Thomas Ingenlath, Volvo’s chief design officer who this summer added Polestar CEO to his title, emphasized that the brand’s first model will be the most powerful car ever built in China. Production will begin in mid-2019 at a new dedicated plant in Chengdu. The Polestar 1 will also offer the best full-electric range of any hybrid car on the market now, he said.

Polestar CEO Thomas Ingenlath says the 600-hp Polestar 1 will be the most powerful car ever built in China.

Low volume
While the Polestar 1 has attention-grabbing technical specifications, it won’t cause any panic at BMW i or Tesla from a volume perspective because only 500 units of the halo car will be built a year and that level isn’t expected to be reached until 2020.
The reason for the low volume prediction is that the Polestar 1, which was originally supposed to be a coupe in Volvo’s 90 range, will be difficult to build. The car’s carbon fiber body must be bonded on to a shortened version of the S90 sedan’s steel platform. As a result, the Polestar 1’s starting price is estimated to be between 130,000 and 150,000 euros ($150,000-$174,000). BMW i and Tesla both expect to sell 100,000 vehicles this year.
That means Polestar won’t become a true challenge until its Polestar 2 full-electric compact sedan arrives in late 2019. The Polestar 2, which is aimed at the Tesla Model 3, is based on the compact modular architecture (CMA) co-developed by Volvo and sister brand Geely Automobile. The first models underpinned by CMA are the Volvo XC40 and the Lynk & CO 01.
The competition from Polestar will heat up further in 2021 with the arrival of the Polestar 3 full-electric low-roof crossover to rival the Model X. The crossover will be based on the second generation of Volvo’s scalable product architecture (SPA), which will underpin the next wave of Volvo and Polestar midsize and large models due early in the next decade.

Polestar will launch the compact Polestar 2 EV sedan in late 2019 as a rival to the Tesla Model 3.

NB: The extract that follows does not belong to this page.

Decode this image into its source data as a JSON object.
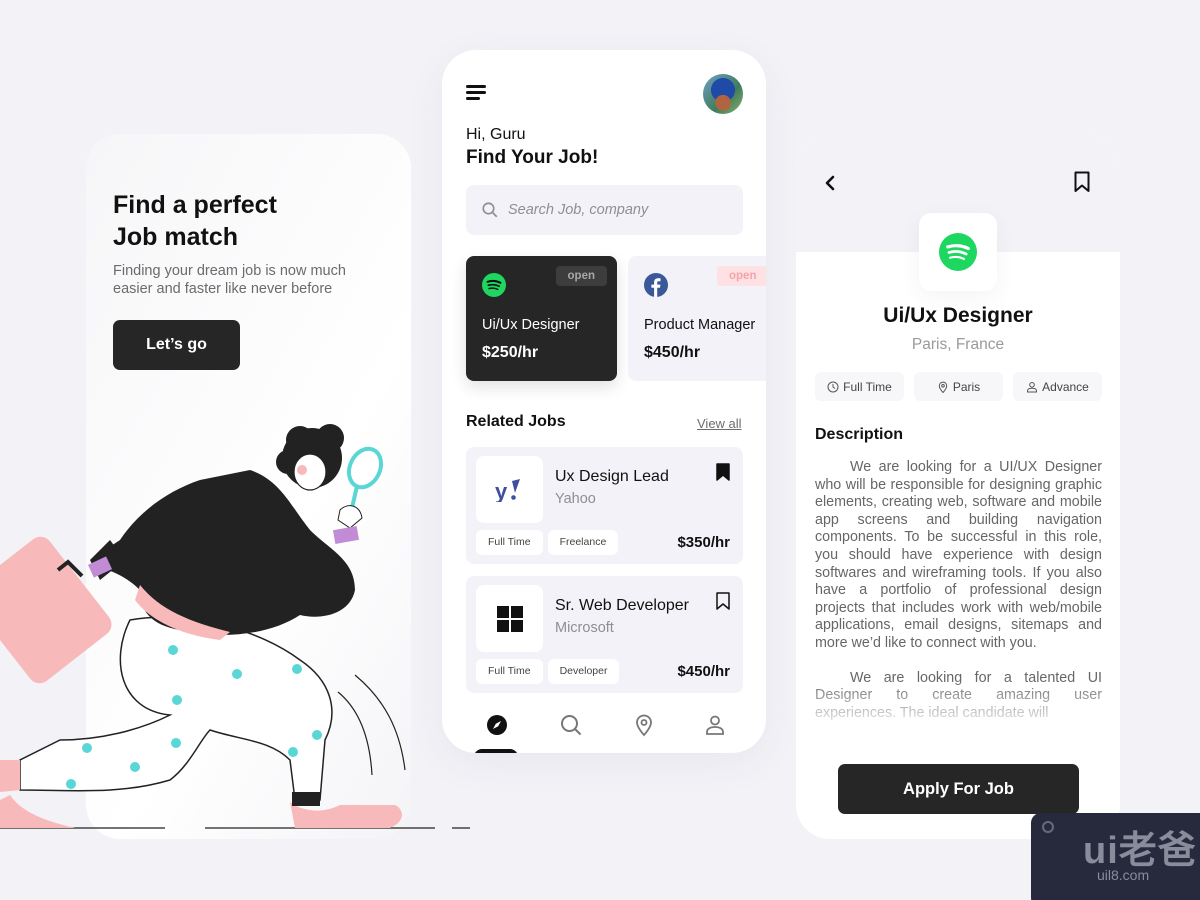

Subscription only
Another way Polestar aims to set itself apart from its rivals is to move away from the traditional ownership model. Customers will not buy the cars outright, but instead will get them through a two- or three-year subscription, which is different from a lease because there is no down payment at the start of the contract and no balloon payment at the end.
Polestar’s subscription model borrows from the Care by Volvo service the Swedish automaker debuted with the introduction of the XC40 compact crossover this autumn. Other differences include allowing the customer to obtain the vehicles online and the ability to have all side costs for the car — specifically maintenance and insurance — covered as part of a monthly flat fee. Once the two- or three-year term is completed, Polestar will pick up the vehicle and allow customers to choose a new model from Polestar or Volvo.
The subscription includes on-demand concierge services via a mobile app — such as installing a temporary roof storage box for a road trip — that can be added to the monthly fee.
Polestar customers also have access to the phone-as-a-key feature, allowing them to share access to their car with family members, friends, concierge drivers and service technicians.
Though transactions can be completed entirely online, Polestar will also operate bricks-and-mortar sites outside of Volvo dealerships for prospective customers, called Studios. The first store is set to open in the first quarter of 2019. Polestar hasn’t said where that store will be, yet. However, it said that it plans to have 80 stores worldwide.
Fuente: Auto News Europe